by John Flanagan
A surprising and exciting book, the ranger Will has been appointed his first big mission to go inspect a Sorcerer in the north!
This is my favorite Fantasy novel and you should read the series! – Quinn
Description: This story is about a boy named Greg Heffley and summer vacation. All his friends want to play outside in the sun. Greg has a different idea of a great summer: stay inside, eat junk food, and play video games. But Greg’s mom has another idea for an awesome summer: one with lots of outdoor activities and hanging out with each other.
Why I love this book: I loved this book because it was fun to read and very funny. It’s one of those books you can’t stop reading. I think you should read it too.
At the end of another summer, I find myself revisiting an old question once again, Year-Round School. (Read previous related blogs Summer Controversy and Longer School Day/Year) As pointed out in this article there are many different forms of year-round school and the data is inconsistent on the effectiveness of it.
However, I am a proponent of year-round school and we have modeled our own school this way for the following reasons:
1. According to Duke University, the average student loses approximately 1 month of learning during the summer months, but for some students it is even more!
2. Memory must be used to be maintained. Insuring information is stored in long-term memory rather than short-term is key to learning. Read a great article about memory here.
3. It seems to be what most parents want, in my experience. This summer we had a math class with 4-5 students in both sessions. We had several students attending morning summer school classes that we offered. Also, we worked with 10 or more students individually, on a consistent basis, over the summer. People want their kids to learn in the summer, not just play!
4. Chunking is an important strategy in the learning process. By having smaller session periods of 3-5 weeks, with a short break in between, we allow for greater chunking of topics with a clear break in between units.
I have to add one other thing, while we are increasing the number of school days to 185 and chunking our learning into 3-5 week blocks with 1 week off in between, we are not extending the school day. In fact, we are shortening it to just 4 hours, leaving the afternoons open for students to experience a variety of opportunities in the afternoons. We want our students to explore their community by participating and contributing while gaining hands-on experiences. So if a student is interested in golf, why not intern or get a part-time job at a local golf course. Also, since jobs are not a one day a week experience, let’s chunk the learning here as well by providing the opportunity for these interactions multiple days of the week.
What are your thoughts on year-round school? Shortened learning days? Daily opportunities for hands-on experience? Is it a good idea or a bad idea?

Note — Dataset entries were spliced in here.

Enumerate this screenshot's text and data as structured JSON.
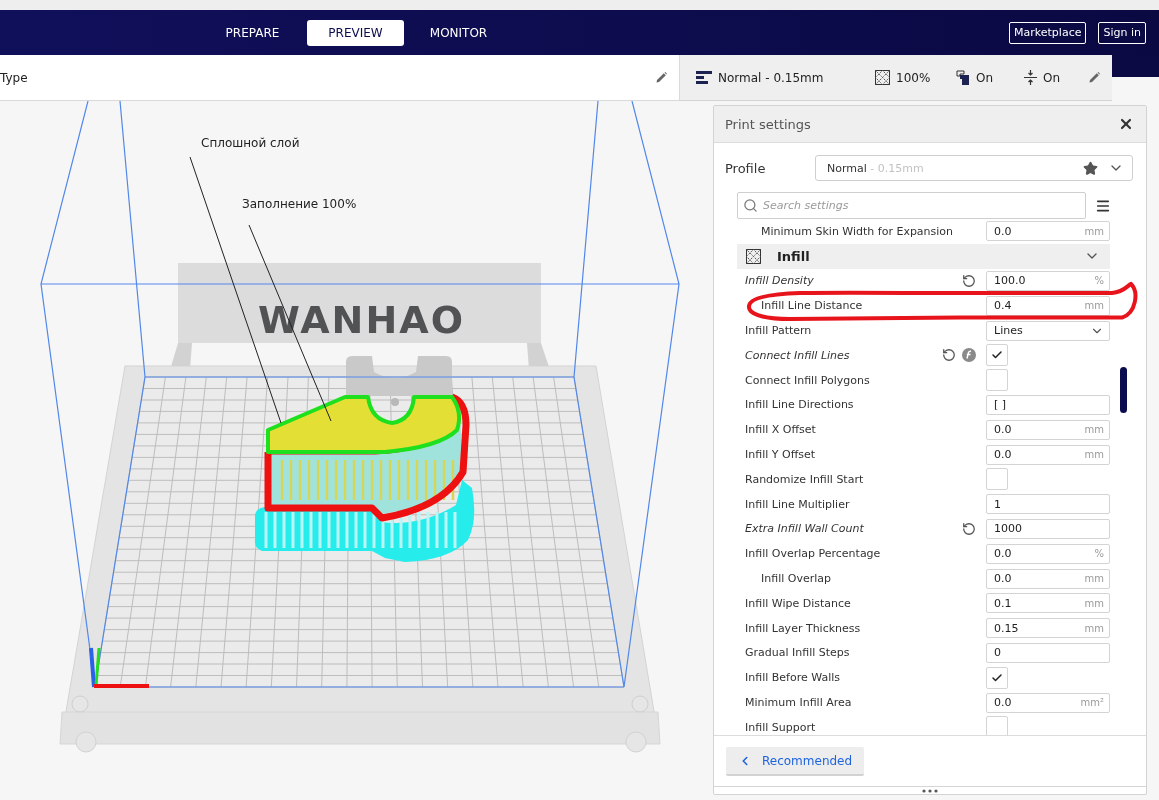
{
  "header": {
    "tabs": [
      {
        "label": "PREPARE",
        "selected": false
      },
      {
        "label": "PREVIEW",
        "selected": true
      },
      {
        "label": "MONITOR",
        "selected": false
      }
    ],
    "buttons": [
      "Marketplace",
      "Sign in"
    ]
  },
  "view_type": {
    "label": "Type"
  },
  "print_setup": {
    "items": [
      {
        "kind": "profile",
        "label": "Normal - 0.15mm"
      },
      {
        "kind": "infill",
        "label": "100%"
      },
      {
        "kind": "support",
        "label": "On"
      },
      {
        "kind": "adhesion",
        "label": "On"
      }
    ]
  },
  "viewport": {
    "printer_brand": "WANHAO",
    "annotations": [
      {
        "text": "Сплошной слой"
      },
      {
        "text": "Заполнение 100%"
      }
    ]
  },
  "print_settings": {
    "title": "Print settings",
    "profile": {
      "label": "Profile",
      "name": "Normal",
      "detail": "- 0.15mm"
    },
    "search": {
      "placeholder": "Search settings"
    },
    "settings": [
      {
        "children": [
          {
            "children": [
              {
                "label": "Minimum Skin Width for Expansion",
                "kind": "field",
                "value": "0.0",
                "unit": "mm",
                "modified": false
              }
            ]
          }
        ]
      },
      {
        "kind": "category",
        "label": "Infill",
        "expanded": true,
        "children": [
          {
            "label": "Infill Density",
            "kind": "field",
            "value": "100.0",
            "unit": "%",
            "modified": true,
            "children": [
              {
                "label": "Infill Line Distance",
                "kind": "field",
                "value": "0.4",
                "unit": "mm",
                "modified": false
              }
            ]
          },
          {
            "label": "Infill Pattern",
            "kind": "dropdown",
            "value": "Lines",
            "modified": false
          },
          {
            "label": "Connect Infill Lines",
            "kind": "checkbox",
            "checked": true,
            "modified": true,
            "overrides_formula": true
          },
          {
            "label": "Connect Infill Polygons",
            "kind": "checkbox",
            "checked": false,
            "modified": false
          },
          {
            "label": "Infill Line Directions",
            "kind": "field",
            "value": "[ ]",
            "modified": false
          },
          {
            "label": "Infill X Offset",
            "kind": "field",
            "value": "0.0",
            "unit": "mm",
            "modified": false
          },
          {
            "label": "Infill Y Offset",
            "kind": "field",
            "value": "0.0",
            "unit": "mm",
            "modified": false
          },
          {
            "label": "Randomize Infill Start",
            "kind": "checkbox",
            "checked": false,
            "modified": false
          },
          {
            "label": "Infill Line Multiplier",
            "kind": "field",
            "value": "1",
            "modified": false
          },
          {
            "label": "Extra Infill Wall Count",
            "kind": "field",
            "value": "1000",
            "modified": true
          },
          {
            "label": "Infill Overlap Percentage",
            "kind": "field",
            "value": "0.0",
            "unit": "%",
            "modified": false,
            "children": [
              {
                "label": "Infill Overlap",
                "kind": "field",
                "value": "0.0",
                "unit": "mm",
                "modified": false
              }
            ]
          },
          {
            "label": "Infill Wipe Distance",
            "kind": "field",
            "value": "0.1",
            "unit": "mm",
            "modified": false
          },
          {
            "label": "Infill Layer Thickness",
            "kind": "field",
            "value": "0.15",
            "unit": "mm",
            "modified": false
          },
          {
            "label": "Gradual Infill Steps",
            "kind": "field",
            "value": "0",
            "modified": false
          },
          {
            "label": "Infill Before Walls",
            "kind": "checkbox",
            "checked": true,
            "modified": false
          },
          {
            "label": "Minimum Infill Area",
            "kind": "field",
            "value": "0.0",
            "unit": "mm²",
            "modified": false
          },
          {
            "label": "Infill Support",
            "kind": "checkbox",
            "checked": false,
            "modified": false
          }
        ]
      }
    ],
    "footer_button": "Recommended"
  }
}
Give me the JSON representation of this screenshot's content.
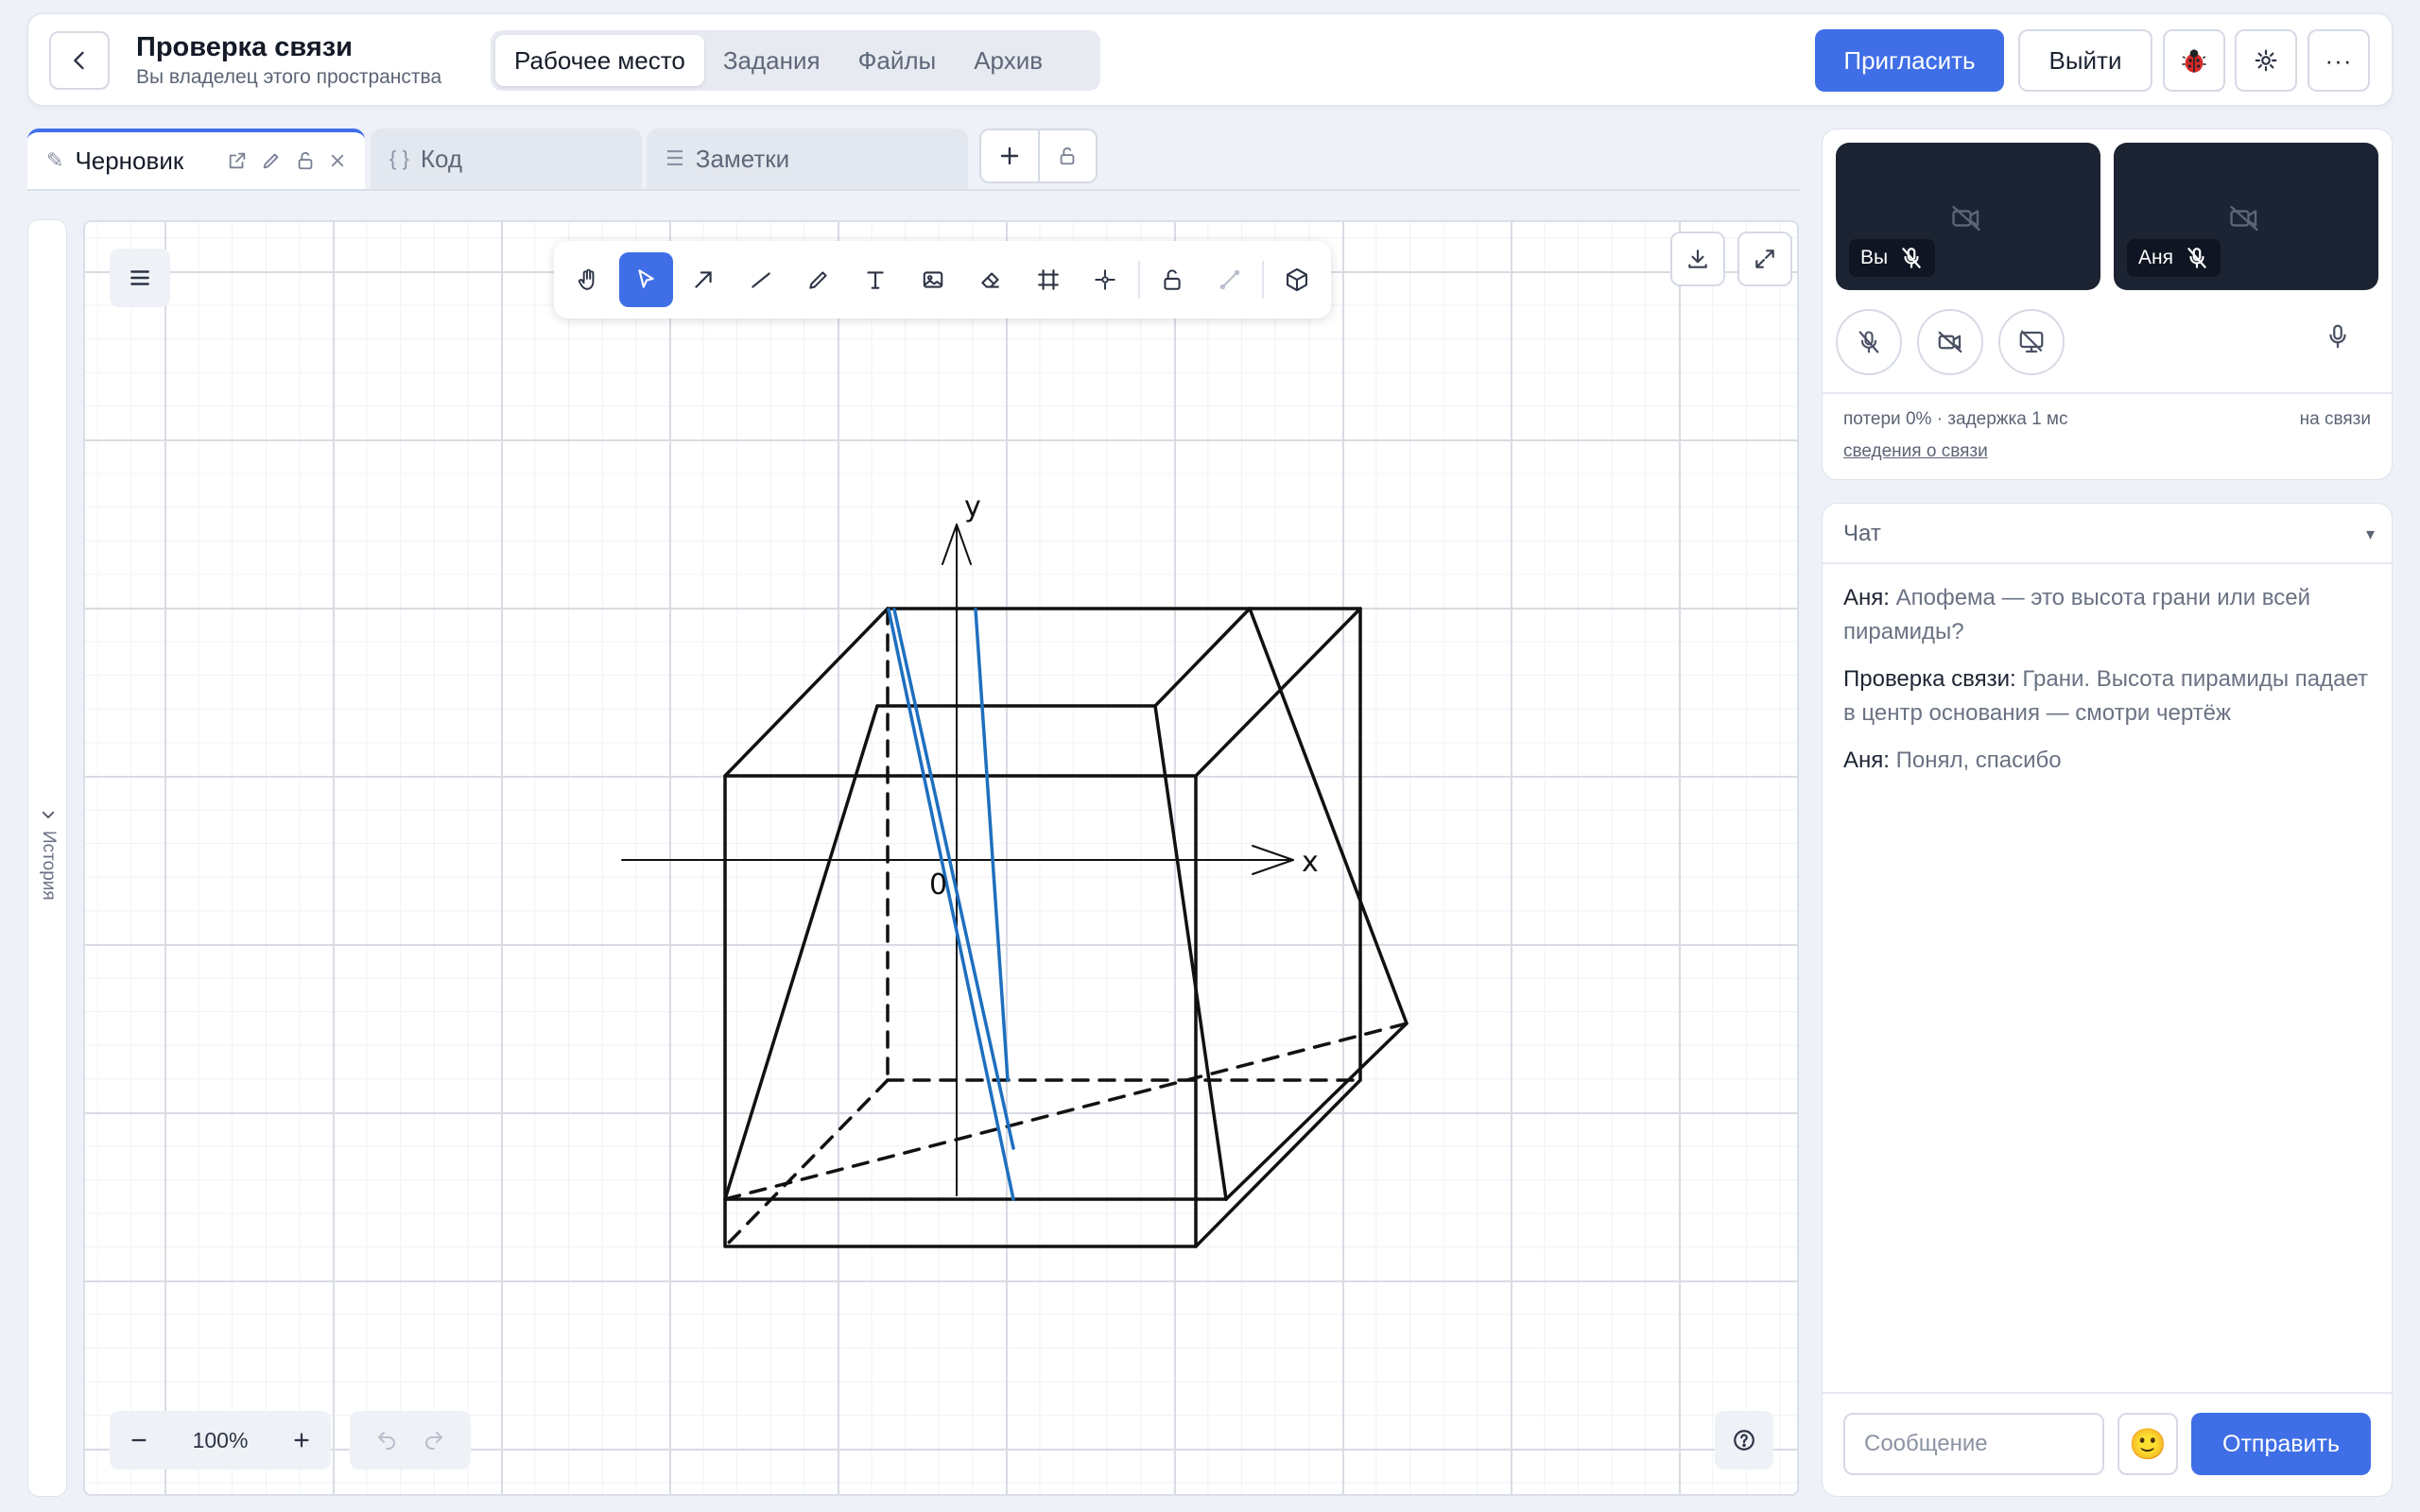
{
  "header": {
    "title": "Проверка связи",
    "subtitle": "Вы владелец этого пространства",
    "nav_tabs": [
      {
        "label": "Рабочее место",
        "active": true
      },
      {
        "label": "Задания",
        "active": false
      },
      {
        "label": "Файлы",
        "active": false
      },
      {
        "label": "Архив",
        "active": false
      }
    ],
    "invite_label": "Пригласить",
    "exit_label": "Выйти",
    "more_label": "···",
    "accent_color": "#3f6ee6"
  },
  "doc_tabs": [
    {
      "label": "Черновик",
      "glyph": "✎",
      "active": true
    },
    {
      "label": "Код",
      "glyph": "{ }",
      "active": false
    },
    {
      "label": "Заметки",
      "glyph": "☰",
      "active": false
    }
  ],
  "history": {
    "label": "История"
  },
  "canvas": {
    "zoom": "100%",
    "axis_labels": {
      "x": "x",
      "y": "y",
      "origin": "0"
    },
    "tools": [
      "hand-icon",
      "pointer-icon",
      "arrow-icon",
      "line-icon",
      "pencil-icon",
      "text-icon",
      "image-icon",
      "eraser-icon",
      "frame-icon",
      "point-icon",
      "lock-icon",
      "connector-icon",
      "cube-icon"
    ],
    "active_tool": "pointer-icon",
    "stroke_colors": {
      "shape": "#111111",
      "highlight": "#1e6fbf"
    }
  },
  "video": {
    "participants": [
      {
        "name": "Вы",
        "muted": true
      },
      {
        "name": "Аня",
        "muted": true
      }
    ],
    "stats": "потери 0% · задержка 1 мс",
    "status": "на связи",
    "details_link": "сведения о связи"
  },
  "chat": {
    "title": "Чат",
    "caret": "▾",
    "messages": [
      {
        "author": "Аня:",
        "text": "Апофема — это высота грани или всей пирамиды?"
      },
      {
        "author": "Проверка связи:",
        "text": "Грани. Высота пирамиды падает в центр основания — смотри чертёж"
      },
      {
        "author": "Аня:",
        "text": "Понял, спасибо"
      }
    ],
    "input_placeholder": "Сообщение",
    "emoji": "🙂",
    "send_label": "Отправить"
  }
}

I wanted to take the time this week to reflect on a few things and get a little more personal about something that has really affected me. As many of you know, I have a passion for teaching that often overwhelms me, even to the point of tears, when I hear some of the sad stories about what is happening to kids with disabilities currently in the local public schools. For those of you who don’t know me, you will just have to take my word on this. This week I was astounded and outraged as my heart broke at another expectation that wasn’t met by a promise for something new.
On Wednesday I heard that a new private school finally announced their opening as an alternative for students with specific disabilities. I had heard the rumors and was hopeful because it was a mom who helped start it. Yet, when I visited the new website I felt let down and betrayed. The trend I see in the private school arena in our area is very sad indeed. The schools locally all seem to want the best and brightest kids, the ones who have high IQ’s and no underlying issues with behavior or remedial skills. When I see a school catering to a very narrow band of students with disabilities that probably could make it in the current public system, I have to wonder why they even bother? I ask myself, “Where is the school that will take a student at their level, whatever level that is, and create an individual program that truly meets their needs? Where is the school that isn’t worried about behavior issues because they know how to effectively engage and educate the kids who come to their school?”
Not only that, but the money issue is insane too! 20K, 30K, 40K or more to provide a quality education for these special children? They advertise low staff to student ratios, but then you come to find out that this number doesn’t reflect teachers or paras in the classroom. It includes staff that may be sitting on the other side of the building, behind closed doors, doing the business of the school. It is the numbers game and if you can somehow make your ratio low by manipulating those numbers, then you can justify charging more. Of course private schools don’t have to provide any services or special education. Which honestly doesn’t bother me because, if they are a good school and provide quality for their price, I believe they will thrive as families see the value in what they do. If not, then they will eventually close. What does bother me is if they claim to serve a population, yet when you get down to the nitty gritty they aren’t really serving that population at all.
So when are we going to see a real change? When will our focus shift from private schools for high functioning students to meeting the real needs of all students at a price that doesn’t rival the cost of college? I hope to address those questions in the next few months for families in my local area. It isn’t an easy road I have chosen to take, but my passion and desire to reach all students is important enough that I would gladly go hungry for a day to see just one of them smile as they realize they can succeed in learning.